Let’s examine a pattern in this text.
Verse 11-12: covers theft, fraud, and false oaths.
Verse 13-14: covers oppressing/robbing neighbor, fair payment of wages, fair treatment of people with disabilities
Verse 15-16: covers equality before the law, an impartial court system, and slander
Verse 17-18: covers your personal relationships with others, with special attention paid to your attitude.
You will notice that there are several instances on this where somebody could claim it was ‘a victimless crime’… particularly by today’s (shall we say) ‘flexible’ moral standards.
In modern society, it’s almost seen as a virtue to show intentional bias against wealthy people, or in absolute deference to the poor — whether the facts of a case lead you in that direction or not.
We also see the perpetually aggrieved sporting a list of people who it isn’t merely acceptable to ‘hate in your heart’, but it is seen as a political/moral obligation to do so.
We have reported countless examples of people who, for no other reason than wearing a MAGA hat have found themselves a lightning rod for cursing or even violence. One of the more famous examples of that was when the Industrial Media Complex descended like a ton of bricks on Nick Sandmann and some other teenage students who had taken a school trip to D.C..
What’s the real harm if you lie under oath, like certain Cabinet officials have recently accused of doing, or if you make fun of a deaf guy who can’t hear you, or if you hold a grudge to your dying day?
The answer to that question is contained in this same text.
It’s the same reason that so many Christians and Jews are unwilling to yield ground on various so-called ‘culture war’ issues.
“I am the Lord”.
The secularist can claim all day long that in a question between holding the line morally on some of these ‘victimless crimes’ or yielding so as to mollify the hurt feelings of the aggrieved activist, religious people are morally obligated to let the hurt feelings of the aggrieved be the deciding factor in our moral math.
That secular claim is — fundamentally — a theological assertion that Christians and Jews need not accept.
God himself has given the counter-argument to it.
The secularist may look around and find nobody who is ‘injured’ by any of these decisions. But anyone who takes their Christian or Jewish faith seriously is faced with a bigger reality than the feelings of some random stranger.
God puts himself in the position of the defender of the brother, the blind, the deaf, the oppressed, the worker, the accused in court, the rich, the poor, the slandered and the neighbor.
Whatever you may do to the detriment of that other person is no different than doing it directly to Him. That simple fact is an absolute game-changer to any moral framework, if you dare to take it seriously.
Jesus said the same thing in different words in Matthew 25 when he said:
Then they also will answer, saying, ‘Lord, when did we see you hungry or thirsty or a stranger or naked or sick or in prison, and did not minister to you?’ Then he will answer them, saying, ‘Truly, I say to you, as you did not do it to one of the least of these, you did not do it to me.’ And these will go away into eternal punishment, but the righteous into eternal life.”

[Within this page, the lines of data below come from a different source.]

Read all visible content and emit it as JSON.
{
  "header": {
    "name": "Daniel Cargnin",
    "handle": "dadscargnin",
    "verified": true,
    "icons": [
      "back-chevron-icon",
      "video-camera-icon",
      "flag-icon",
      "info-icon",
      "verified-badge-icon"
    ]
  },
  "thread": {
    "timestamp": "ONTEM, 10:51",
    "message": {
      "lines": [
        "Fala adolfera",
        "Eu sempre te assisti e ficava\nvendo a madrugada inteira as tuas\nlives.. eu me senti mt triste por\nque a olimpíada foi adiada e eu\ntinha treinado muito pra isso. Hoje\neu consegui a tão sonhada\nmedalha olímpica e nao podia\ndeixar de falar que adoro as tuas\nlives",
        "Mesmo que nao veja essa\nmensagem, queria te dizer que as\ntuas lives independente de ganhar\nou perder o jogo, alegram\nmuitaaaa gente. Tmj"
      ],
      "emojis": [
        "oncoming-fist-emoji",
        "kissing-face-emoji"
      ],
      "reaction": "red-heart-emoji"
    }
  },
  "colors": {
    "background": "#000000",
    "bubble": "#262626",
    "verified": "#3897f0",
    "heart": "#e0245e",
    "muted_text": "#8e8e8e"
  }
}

Not only did Jesus lay out the direct connection between our treatment of others and our heart toward the God who made us, he took it further, and tied it to considerations about our eternal destiny.
The secularists insisting that we live by the light of their moral framework puts their godlessness and the command of Almighty God in direct conflict.
For them to demand we abandon the command of God to accept the command of man is, in a very real sense a religious demand that we give THEM obedience owed to God alone.
It was wrong when Babylonian kings demanded it of the prophet Daniel and his friends.
It was wrong when Romans demanded it of first-century Christians.
It is still wrong now.
The abrasive message of repentance John preached 2000 years ago is still confrontational and offensive today — but it is also life-changing.
In our putrid, worldly culture that has turned away from God, this book is a must-read for every Christian.